THE TASK –
When you write out the material, keep every line exactly as it is.

------------------------------

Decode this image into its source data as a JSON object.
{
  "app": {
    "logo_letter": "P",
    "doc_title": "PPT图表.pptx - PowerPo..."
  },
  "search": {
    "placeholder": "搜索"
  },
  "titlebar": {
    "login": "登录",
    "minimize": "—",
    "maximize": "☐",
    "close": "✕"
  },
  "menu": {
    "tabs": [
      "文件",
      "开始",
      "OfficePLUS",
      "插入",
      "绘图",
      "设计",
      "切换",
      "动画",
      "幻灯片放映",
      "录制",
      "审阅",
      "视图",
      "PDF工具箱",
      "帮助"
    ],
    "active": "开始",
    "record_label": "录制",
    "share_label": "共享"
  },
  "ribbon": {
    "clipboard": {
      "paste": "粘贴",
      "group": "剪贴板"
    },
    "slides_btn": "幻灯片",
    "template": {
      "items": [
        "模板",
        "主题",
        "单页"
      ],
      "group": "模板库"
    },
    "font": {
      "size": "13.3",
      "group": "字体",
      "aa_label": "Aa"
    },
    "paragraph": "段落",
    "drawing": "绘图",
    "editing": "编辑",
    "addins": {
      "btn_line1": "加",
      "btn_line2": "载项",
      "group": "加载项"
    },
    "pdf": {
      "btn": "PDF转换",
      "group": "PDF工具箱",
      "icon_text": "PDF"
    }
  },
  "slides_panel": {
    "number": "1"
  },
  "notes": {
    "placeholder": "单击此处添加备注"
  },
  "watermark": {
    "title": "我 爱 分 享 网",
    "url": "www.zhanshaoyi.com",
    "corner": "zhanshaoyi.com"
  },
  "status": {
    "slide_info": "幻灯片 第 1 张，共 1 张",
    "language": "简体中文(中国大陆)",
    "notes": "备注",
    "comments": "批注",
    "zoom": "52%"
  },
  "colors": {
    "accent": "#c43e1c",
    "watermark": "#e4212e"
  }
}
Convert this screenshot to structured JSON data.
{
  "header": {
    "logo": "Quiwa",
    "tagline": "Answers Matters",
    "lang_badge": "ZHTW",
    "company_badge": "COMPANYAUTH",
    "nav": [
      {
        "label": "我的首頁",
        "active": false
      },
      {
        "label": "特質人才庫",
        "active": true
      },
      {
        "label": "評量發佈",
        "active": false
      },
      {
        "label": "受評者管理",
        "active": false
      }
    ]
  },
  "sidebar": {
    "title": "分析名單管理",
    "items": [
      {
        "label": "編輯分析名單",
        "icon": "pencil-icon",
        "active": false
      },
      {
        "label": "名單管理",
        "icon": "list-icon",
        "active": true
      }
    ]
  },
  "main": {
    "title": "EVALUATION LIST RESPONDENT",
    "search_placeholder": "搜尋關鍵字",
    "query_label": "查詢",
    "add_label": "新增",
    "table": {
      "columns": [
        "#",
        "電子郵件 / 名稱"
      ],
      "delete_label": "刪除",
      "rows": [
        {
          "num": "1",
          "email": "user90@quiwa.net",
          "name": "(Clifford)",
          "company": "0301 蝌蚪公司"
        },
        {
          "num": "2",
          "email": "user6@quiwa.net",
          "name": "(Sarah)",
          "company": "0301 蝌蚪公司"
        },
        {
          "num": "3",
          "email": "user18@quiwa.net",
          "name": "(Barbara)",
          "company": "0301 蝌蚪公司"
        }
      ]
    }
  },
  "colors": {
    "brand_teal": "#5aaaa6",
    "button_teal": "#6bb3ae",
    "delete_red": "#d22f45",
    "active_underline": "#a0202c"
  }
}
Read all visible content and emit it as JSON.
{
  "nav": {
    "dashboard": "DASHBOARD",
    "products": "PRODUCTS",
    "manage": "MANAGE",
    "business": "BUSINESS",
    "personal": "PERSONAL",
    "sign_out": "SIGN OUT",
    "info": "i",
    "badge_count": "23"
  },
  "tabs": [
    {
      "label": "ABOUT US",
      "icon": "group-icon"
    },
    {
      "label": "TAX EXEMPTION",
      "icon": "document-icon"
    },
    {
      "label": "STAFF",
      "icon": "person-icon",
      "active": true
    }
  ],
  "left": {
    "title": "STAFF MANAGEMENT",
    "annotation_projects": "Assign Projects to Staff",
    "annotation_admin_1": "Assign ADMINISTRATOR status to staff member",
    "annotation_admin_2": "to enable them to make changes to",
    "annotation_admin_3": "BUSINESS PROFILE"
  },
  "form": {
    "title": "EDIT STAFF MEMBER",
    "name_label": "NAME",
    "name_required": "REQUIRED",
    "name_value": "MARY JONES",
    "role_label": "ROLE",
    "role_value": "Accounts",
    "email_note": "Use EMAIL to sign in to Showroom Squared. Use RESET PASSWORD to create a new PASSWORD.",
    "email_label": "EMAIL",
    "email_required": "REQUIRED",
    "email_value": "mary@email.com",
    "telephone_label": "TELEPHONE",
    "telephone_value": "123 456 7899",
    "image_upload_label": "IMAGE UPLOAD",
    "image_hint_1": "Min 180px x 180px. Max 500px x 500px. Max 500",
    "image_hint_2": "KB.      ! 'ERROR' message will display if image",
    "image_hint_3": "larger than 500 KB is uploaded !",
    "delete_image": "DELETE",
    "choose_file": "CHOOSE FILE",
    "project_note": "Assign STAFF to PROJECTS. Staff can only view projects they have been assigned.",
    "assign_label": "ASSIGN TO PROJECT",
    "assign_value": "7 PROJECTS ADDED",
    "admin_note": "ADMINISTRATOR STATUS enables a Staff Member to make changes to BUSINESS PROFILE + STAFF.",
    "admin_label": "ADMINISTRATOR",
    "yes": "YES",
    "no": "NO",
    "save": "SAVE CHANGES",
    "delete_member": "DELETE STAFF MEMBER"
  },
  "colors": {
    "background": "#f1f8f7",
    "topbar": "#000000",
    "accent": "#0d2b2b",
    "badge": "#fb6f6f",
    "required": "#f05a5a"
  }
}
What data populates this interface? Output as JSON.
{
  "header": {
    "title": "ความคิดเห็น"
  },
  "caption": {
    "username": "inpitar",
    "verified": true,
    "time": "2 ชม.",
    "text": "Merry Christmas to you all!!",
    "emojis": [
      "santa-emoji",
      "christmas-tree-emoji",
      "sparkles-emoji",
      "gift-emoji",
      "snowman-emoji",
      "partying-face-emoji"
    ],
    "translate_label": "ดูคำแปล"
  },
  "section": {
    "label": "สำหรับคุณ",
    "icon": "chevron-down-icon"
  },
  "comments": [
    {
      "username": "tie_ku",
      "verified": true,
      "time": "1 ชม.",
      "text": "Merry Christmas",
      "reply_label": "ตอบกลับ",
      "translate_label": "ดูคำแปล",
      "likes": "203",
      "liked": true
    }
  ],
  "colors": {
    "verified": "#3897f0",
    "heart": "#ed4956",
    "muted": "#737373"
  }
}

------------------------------

TASK RESPONSE –
Decode this image into its source data as a JSON object.
{
  "app": {
    "logo_letter": "P",
    "doc_title": "PPT图表.pptx - PowerPo..."
  },
  "search": {
    "placeholder": "搜索"
  },
  "titlebar": {
    "login": "登录",
    "minimize": "—",
    "maximize": "☐",
    "close": "✕"
  },
  "menu": {
    "tabs": [
      "文件",
      "开始",
      "OfficePLUS",
      "插入",
      "绘图",
      "设计",
      "切换",
      "动画",
      "幻灯片放映",
      "录制",
      "审阅",
      "视图",
      "PDF工具箱",
      "帮助"
    ],
    "active": "开始",
    "record_label": "录制",
    "share_label": "共享"
  },
  "ribbon": {
    "clipboard": {
      "paste": "粘贴",
      "group": "剪贴板"
    },
    "slides_btn": "幻灯片",
    "template": {
      "items": [
        "模板",
        "主题",
        "单页"
      ],
      "group": "模板库"
    },
    "font": {
      "size": "13.3",
      "group": "字体",
      "aa_label": "Aa"
    },
    "paragraph": "段落",
    "drawing": "绘图",
    "editing": "编辑",
    "addins": {
      "btn_line1": "加",
      "btn_line2": "载项",
      "group": "加载项"
    },
    "pdf": {
      "btn": "PDF转换",
      "group": "PDF工具箱",
      "icon_text": "PDF"
    }
  },
  "slides_panel": {
    "number": "1"
  },
  "notes": {
    "placeholder": "单击此处添加备注"
  },
  "watermark": {
    "title": "我 爱 分 享 网",
    "url": "www.zhanshaoyi.com",
    "corner": "zhanshaoyi.com"
  },
  "status": {
    "slide_info": "幻灯片 第 1 张，共 1 张",
    "language": "简体中文(中国大陆)",
    "notes": "备注",
    "comments": "批注",
    "zoom": "52%"
  },
  "colors": {
    "accent": "#c43e1c",
    "watermark": "#e4212e"
  }
}
Convert this screenshot to structured JSON data.
{
  "header": {
    "logo": "Quiwa",
    "tagline": "Answers Matters",
    "lang_badge": "ZHTW",
    "company_badge": "COMPANYAUTH",
    "nav": [
      {
        "label": "我的首頁",
        "active": false
      },
      {
        "label": "特質人才庫",
        "active": true
      },
      {
        "label": "評量發佈",
        "active": false
      },
      {
        "label": "受評者管理",
        "active": false
      }
    ]
  },
  "sidebar": {
    "title": "分析名單管理",
    "items": [
      {
        "label": "編輯分析名單",
        "icon": "pencil-icon",
        "active": false
      },
      {
        "label": "名單管理",
        "icon": "list-icon",
        "active": true
      }
    ]
  },
  "main": {
    "title": "EVALUATION LIST RESPONDENT",
    "search_placeholder": "搜尋關鍵字",
    "query_label": "查詢",
    "add_label": "新增",
    "table": {
      "columns": [
        "#",
        "電子郵件 / 名稱"
      ],
      "delete_label": "刪除",
      "rows": [
        {
          "num": "1",
          "email": "user90@quiwa.net",
          "name": "(Clifford)",
          "company": "0301 蝌蚪公司"
        },
        {
          "num": "2",
          "email": "user6@quiwa.net",
          "name": "(Sarah)",
          "company": "0301 蝌蚪公司"
        },
        {
          "num": "3",
          "email": "user18@quiwa.net",
          "name": "(Barbara)",
          "company": "0301 蝌蚪公司"
        }
      ]
    }
  },
  "colors": {
    "brand_teal": "#5aaaa6",
    "button_teal": "#6bb3ae",
    "delete_red": "#d22f45",
    "active_underline": "#a0202c"
  }
}
Read all visible content and emit it as JSON.
{
  "nav": {
    "dashboard": "DASHBOARD",
    "products": "PRODUCTS",
    "manage": "MANAGE",
    "business": "BUSINESS",
    "personal": "PERSONAL",
    "sign_out": "SIGN OUT",
    "info": "i",
    "badge_count": "23"
  },
  "tabs": [
    {
      "label": "ABOUT US",
      "icon": "group-icon"
    },
    {
      "label": "TAX EXEMPTION",
      "icon": "document-icon"
    },
    {
      "label": "STAFF",
      "icon": "person-icon",
      "active": true
    }
  ],
  "left": {
    "title": "STAFF MANAGEMENT",
    "annotation_projects": "Assign Projects to Staff",
    "annotation_admin_1": "Assign ADMINISTRATOR status to staff member",
    "annotation_admin_2": "to enable them to make changes to",
    "annotation_admin_3": "BUSINESS PROFILE"
  },
  "form": {
    "title": "EDIT STAFF MEMBER",
    "name_label": "NAME",
    "name_required": "REQUIRED",
    "name_value": "MARY JONES",
    "role_label": "ROLE",
    "role_value": "Accounts",
    "email_note": "Use EMAIL to sign in to Showroom Squared. Use RESET PASSWORD to create a new PASSWORD.",
    "email_label": "EMAIL",
    "email_required": "REQUIRED",
    "email_value": "mary@email.com",
    "telephone_label": "TELEPHONE",
    "telephone_value": "123 456 7899",
    "image_upload_label": "IMAGE UPLOAD",
    "image_hint_1": "Min 180px x 180px. Max 500px x 500px. Max 500",
    "image_hint_2": "KB.      ! 'ERROR' message will display if image",
    "image_hint_3": "larger than 500 KB is uploaded !",
    "delete_image": "DELETE",
    "choose_file": "CHOOSE FILE",
    "project_note": "Assign STAFF to PROJECTS. Staff can only view projects they have been assigned.",
    "assign_label": "ASSIGN TO PROJECT",
    "assign_value": "7 PROJECTS ADDED",
    "admin_note": "ADMINISTRATOR STATUS enables a Staff Member to make changes to BUSINESS PROFILE + STAFF.",
    "admin_label": "ADMINISTRATOR",
    "yes": "YES",
    "no": "NO",
    "save": "SAVE CHANGES",
    "delete_member": "DELETE STAFF MEMBER"
  },
  "colors": {
    "background": "#f1f8f7",
    "topbar": "#000000",
    "accent": "#0d2b2b",
    "badge": "#fb6f6f",
    "required": "#f05a5a"
  }
}
What data populates this interface? Output as JSON.
{
  "header": {
    "title": "ความคิดเห็น"
  },
  "caption": {
    "username": "inpitar",
    "verified": true,
    "time": "2 ชม.",
    "text": "Merry Christmas to you all!!",
    "emojis": [
      "santa-emoji",
      "christmas-tree-emoji",
      "sparkles-emoji",
      "gift-emoji",
      "snowman-emoji",
      "partying-face-emoji"
    ],
    "translate_label": "ดูคำแปล"
  },
  "section": {
    "label": "สำหรับคุณ",
    "icon": "chevron-down-icon"
  },
  "comments": [
    {
      "username": "tie_ku",
      "verified": true,
      "time": "1 ชม.",
      "text": "Merry Christmas",
      "reply_label": "ตอบกลับ",
      "translate_label": "ดูคำแปล",
      "likes": "203",
      "liked": true
    }
  ],
  "colors": {
    "verified": "#3897f0",
    "heart": "#ed4956",
    "muted": "#737373"
  }
}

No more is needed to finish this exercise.